Records to use:
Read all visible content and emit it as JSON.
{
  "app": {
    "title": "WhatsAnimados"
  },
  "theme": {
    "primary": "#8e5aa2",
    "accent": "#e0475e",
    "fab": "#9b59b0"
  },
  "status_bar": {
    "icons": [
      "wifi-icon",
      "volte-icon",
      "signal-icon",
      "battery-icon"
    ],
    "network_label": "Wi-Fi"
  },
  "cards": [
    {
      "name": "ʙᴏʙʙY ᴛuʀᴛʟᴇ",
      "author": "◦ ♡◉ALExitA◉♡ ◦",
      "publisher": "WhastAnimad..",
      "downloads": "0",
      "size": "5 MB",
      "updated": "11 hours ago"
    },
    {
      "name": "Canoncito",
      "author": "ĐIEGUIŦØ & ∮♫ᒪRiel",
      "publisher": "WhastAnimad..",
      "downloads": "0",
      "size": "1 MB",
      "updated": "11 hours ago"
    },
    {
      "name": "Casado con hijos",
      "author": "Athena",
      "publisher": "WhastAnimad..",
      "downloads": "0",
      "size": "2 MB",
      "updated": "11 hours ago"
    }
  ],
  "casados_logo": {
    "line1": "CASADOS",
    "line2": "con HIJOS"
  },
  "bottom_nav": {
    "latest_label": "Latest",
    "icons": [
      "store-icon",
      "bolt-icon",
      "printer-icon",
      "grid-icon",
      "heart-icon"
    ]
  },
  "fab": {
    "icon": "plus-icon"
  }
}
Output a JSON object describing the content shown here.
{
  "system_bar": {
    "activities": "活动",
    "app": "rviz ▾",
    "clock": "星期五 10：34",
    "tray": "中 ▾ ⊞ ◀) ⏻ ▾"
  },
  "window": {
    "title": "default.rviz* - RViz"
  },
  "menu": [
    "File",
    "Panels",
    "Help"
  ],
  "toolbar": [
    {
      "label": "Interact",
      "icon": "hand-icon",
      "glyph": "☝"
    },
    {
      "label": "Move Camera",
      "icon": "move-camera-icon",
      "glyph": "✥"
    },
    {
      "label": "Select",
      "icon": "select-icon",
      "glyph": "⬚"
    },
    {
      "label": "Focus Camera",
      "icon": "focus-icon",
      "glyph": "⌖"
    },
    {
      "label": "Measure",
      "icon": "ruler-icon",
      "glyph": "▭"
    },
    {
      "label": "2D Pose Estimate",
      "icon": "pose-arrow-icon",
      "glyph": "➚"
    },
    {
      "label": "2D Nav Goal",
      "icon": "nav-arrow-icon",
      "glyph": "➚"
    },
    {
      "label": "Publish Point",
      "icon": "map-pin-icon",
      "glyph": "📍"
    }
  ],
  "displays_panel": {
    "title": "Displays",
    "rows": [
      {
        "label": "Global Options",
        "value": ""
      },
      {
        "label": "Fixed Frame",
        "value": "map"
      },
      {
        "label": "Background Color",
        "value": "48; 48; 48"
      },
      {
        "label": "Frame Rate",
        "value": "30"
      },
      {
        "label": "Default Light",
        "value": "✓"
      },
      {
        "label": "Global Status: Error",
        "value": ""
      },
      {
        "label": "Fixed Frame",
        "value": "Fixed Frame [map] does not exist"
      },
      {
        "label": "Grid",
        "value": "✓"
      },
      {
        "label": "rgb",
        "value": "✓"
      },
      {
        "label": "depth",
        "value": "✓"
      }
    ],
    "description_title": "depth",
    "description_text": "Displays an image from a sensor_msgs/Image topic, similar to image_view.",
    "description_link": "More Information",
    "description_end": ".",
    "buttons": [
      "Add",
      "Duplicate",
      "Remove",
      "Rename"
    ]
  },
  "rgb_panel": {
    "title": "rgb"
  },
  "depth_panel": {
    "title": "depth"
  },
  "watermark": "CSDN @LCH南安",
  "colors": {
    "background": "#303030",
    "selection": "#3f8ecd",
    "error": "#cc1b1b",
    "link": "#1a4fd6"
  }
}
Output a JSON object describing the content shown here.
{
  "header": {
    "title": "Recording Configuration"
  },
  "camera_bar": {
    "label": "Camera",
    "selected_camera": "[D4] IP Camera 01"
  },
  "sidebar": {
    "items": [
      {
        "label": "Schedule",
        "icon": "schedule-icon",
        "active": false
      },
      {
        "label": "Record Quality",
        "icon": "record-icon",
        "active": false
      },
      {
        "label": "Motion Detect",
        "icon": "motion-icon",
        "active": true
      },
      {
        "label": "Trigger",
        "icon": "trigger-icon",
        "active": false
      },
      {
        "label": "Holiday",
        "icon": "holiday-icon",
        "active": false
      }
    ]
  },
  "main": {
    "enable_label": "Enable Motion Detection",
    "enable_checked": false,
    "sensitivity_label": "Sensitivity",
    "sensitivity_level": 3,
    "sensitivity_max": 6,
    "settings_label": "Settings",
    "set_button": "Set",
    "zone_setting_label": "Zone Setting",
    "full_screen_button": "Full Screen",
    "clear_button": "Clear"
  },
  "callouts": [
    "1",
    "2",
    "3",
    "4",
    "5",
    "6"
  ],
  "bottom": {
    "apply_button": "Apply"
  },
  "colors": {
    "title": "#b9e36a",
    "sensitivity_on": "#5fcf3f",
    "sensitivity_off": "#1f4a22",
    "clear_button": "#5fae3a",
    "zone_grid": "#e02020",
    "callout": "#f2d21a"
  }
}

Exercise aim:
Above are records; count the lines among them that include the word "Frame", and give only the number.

Final answer:
4